● Extracted records:
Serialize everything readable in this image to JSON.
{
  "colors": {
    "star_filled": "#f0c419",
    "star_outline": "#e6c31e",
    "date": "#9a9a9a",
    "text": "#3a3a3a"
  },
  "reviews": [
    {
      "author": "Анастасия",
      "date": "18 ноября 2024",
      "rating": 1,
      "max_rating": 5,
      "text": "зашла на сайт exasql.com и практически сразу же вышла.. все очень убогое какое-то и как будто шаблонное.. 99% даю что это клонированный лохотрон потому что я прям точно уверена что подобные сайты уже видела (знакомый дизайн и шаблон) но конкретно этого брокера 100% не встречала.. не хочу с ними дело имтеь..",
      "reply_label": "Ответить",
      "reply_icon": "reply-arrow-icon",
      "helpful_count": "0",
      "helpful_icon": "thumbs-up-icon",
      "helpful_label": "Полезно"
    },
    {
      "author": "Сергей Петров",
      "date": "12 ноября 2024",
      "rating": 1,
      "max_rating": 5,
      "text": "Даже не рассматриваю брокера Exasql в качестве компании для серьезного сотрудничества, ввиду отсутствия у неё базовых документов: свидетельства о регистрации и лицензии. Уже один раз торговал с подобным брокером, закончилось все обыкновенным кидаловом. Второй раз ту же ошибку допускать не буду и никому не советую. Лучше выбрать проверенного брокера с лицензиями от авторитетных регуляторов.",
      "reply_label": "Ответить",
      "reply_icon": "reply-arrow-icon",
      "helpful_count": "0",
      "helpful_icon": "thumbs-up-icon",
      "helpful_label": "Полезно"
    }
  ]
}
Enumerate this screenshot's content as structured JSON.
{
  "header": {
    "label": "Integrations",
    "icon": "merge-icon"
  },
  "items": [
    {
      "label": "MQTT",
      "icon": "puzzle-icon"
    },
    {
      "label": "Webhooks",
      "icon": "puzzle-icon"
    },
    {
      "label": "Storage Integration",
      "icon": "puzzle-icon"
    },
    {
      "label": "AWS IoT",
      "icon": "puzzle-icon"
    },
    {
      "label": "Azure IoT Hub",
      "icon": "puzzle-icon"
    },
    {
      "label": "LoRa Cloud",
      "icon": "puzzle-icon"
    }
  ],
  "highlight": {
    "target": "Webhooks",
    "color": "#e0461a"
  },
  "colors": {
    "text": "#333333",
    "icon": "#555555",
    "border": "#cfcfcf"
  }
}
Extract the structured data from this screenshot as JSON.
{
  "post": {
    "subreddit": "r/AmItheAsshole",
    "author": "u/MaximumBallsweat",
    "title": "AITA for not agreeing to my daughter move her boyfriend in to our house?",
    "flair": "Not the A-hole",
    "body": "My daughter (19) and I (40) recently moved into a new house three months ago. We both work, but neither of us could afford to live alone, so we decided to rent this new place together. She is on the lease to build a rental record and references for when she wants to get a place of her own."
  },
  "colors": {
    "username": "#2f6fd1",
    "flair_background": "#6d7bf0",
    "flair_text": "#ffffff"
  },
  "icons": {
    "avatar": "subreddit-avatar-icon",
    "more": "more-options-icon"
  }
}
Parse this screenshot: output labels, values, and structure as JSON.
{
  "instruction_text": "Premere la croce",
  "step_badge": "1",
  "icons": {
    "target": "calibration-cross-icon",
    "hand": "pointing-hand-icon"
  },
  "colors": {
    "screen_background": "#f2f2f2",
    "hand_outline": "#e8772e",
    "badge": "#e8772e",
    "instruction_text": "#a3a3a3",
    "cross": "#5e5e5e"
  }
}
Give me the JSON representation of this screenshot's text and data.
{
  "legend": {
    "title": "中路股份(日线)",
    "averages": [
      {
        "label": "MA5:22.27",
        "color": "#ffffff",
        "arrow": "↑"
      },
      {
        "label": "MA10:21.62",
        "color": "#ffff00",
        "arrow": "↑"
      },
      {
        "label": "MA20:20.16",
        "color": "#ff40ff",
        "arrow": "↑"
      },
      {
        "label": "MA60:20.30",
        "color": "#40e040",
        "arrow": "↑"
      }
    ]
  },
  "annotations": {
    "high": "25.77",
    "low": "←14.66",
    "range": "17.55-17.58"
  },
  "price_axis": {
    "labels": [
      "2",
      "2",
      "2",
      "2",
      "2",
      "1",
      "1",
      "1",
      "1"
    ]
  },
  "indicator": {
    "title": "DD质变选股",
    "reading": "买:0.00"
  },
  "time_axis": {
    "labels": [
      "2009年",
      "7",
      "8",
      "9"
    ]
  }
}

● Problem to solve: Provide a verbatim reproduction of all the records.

● Exercise output:
Serialize everything readable in this image to JSON.
{
  "colors": {
    "star_filled": "#f0c419",
    "star_outline": "#e6c31e",
    "date": "#9a9a9a",
    "text": "#3a3a3a"
  },
  "reviews": [
    {
      "author": "Анастасия",
      "date": "18 ноября 2024",
      "rating": 1,
      "max_rating": 5,
      "text": "зашла на сайт exasql.com и практически сразу же вышла.. все очень убогое какое-то и как будто шаблонное.. 99% даю что это клонированный лохотрон потому что я прям точно уверена что подобные сайты уже видела (знакомый дизайн и шаблон) но конкретно этого брокера 100% не встречала.. не хочу с ними дело имтеь..",
      "reply_label": "Ответить",
      "reply_icon": "reply-arrow-icon",
      "helpful_count": "0",
      "helpful_icon": "thumbs-up-icon",
      "helpful_label": "Полезно"
    },
    {
      "author": "Сергей Петров",
      "date": "12 ноября 2024",
      "rating": 1,
      "max_rating": 5,
      "text": "Даже не рассматриваю брокера Exasql в качестве компании для серьезного сотрудничества, ввиду отсутствия у неё базовых документов: свидетельства о регистрации и лицензии. Уже один раз торговал с подобным брокером, закончилось все обыкновенным кидаловом. Второй раз ту же ошибку допускать не буду и никому не советую. Лучше выбрать проверенного брокера с лицензиями от авторитетных регуляторов.",
      "reply_label": "Ответить",
      "reply_icon": "reply-arrow-icon",
      "helpful_count": "0",
      "helpful_icon": "thumbs-up-icon",
      "helpful_label": "Полезно"
    }
  ]
}
Enumerate this screenshot's content as structured JSON.
{
  "header": {
    "label": "Integrations",
    "icon": "merge-icon"
  },
  "items": [
    {
      "label": "MQTT",
      "icon": "puzzle-icon"
    },
    {
      "label": "Webhooks",
      "icon": "puzzle-icon"
    },
    {
      "label": "Storage Integration",
      "icon": "puzzle-icon"
    },
    {
      "label": "AWS IoT",
      "icon": "puzzle-icon"
    },
    {
      "label": "Azure IoT Hub",
      "icon": "puzzle-icon"
    },
    {
      "label": "LoRa Cloud",
      "icon": "puzzle-icon"
    }
  ],
  "highlight": {
    "target": "Webhooks",
    "color": "#e0461a"
  },
  "colors": {
    "text": "#333333",
    "icon": "#555555",
    "border": "#cfcfcf"
  }
}
Extract the structured data from this screenshot as JSON.
{
  "post": {
    "subreddit": "r/AmItheAsshole",
    "author": "u/MaximumBallsweat",
    "title": "AITA for not agreeing to my daughter move her boyfriend in to our house?",
    "flair": "Not the A-hole",
    "body": "My daughter (19) and I (40) recently moved into a new house three months ago. We both work, but neither of us could afford to live alone, so we decided to rent this new place together. She is on the lease to build a rental record and references for when she wants to get a place of her own."
  },
  "colors": {
    "username": "#2f6fd1",
    "flair_background": "#6d7bf0",
    "flair_text": "#ffffff"
  },
  "icons": {
    "avatar": "subreddit-avatar-icon",
    "more": "more-options-icon"
  }
}
Parse this screenshot: output labels, values, and structure as JSON.
{
  "instruction_text": "Premere la croce",
  "step_badge": "1",
  "icons": {
    "target": "calibration-cross-icon",
    "hand": "pointing-hand-icon"
  },
  "colors": {
    "screen_background": "#f2f2f2",
    "hand_outline": "#e8772e",
    "badge": "#e8772e",
    "instruction_text": "#a3a3a3",
    "cross": "#5e5e5e"
  }
}
Give me the JSON representation of this screenshot's text and data.
{
  "legend": {
    "title": "中路股份(日线)",
    "averages": [
      {
        "label": "MA5:22.27",
        "color": "#ffffff",
        "arrow": "↑"
      },
      {
        "label": "MA10:21.62",
        "color": "#ffff00",
        "arrow": "↑"
      },
      {
        "label": "MA20:20.16",
        "color": "#ff40ff",
        "arrow": "↑"
      },
      {
        "label": "MA60:20.30",
        "color": "#40e040",
        "arrow": "↑"
      }
    ]
  },
  "annotations": {
    "high": "25.77",
    "low": "←14.66",
    "range": "17.55-17.58"
  },
  "price_axis": {
    "labels": [
      "2",
      "2",
      "2",
      "2",
      "2",
      "1",
      "1",
      "1",
      "1"
    ]
  },
  "indicator": {
    "title": "DD质变选股",
    "reading": "买:0.00"
  },
  "time_axis": {
    "labels": [
      "2009年",
      "7",
      "8",
      "9"
    ]
  }
}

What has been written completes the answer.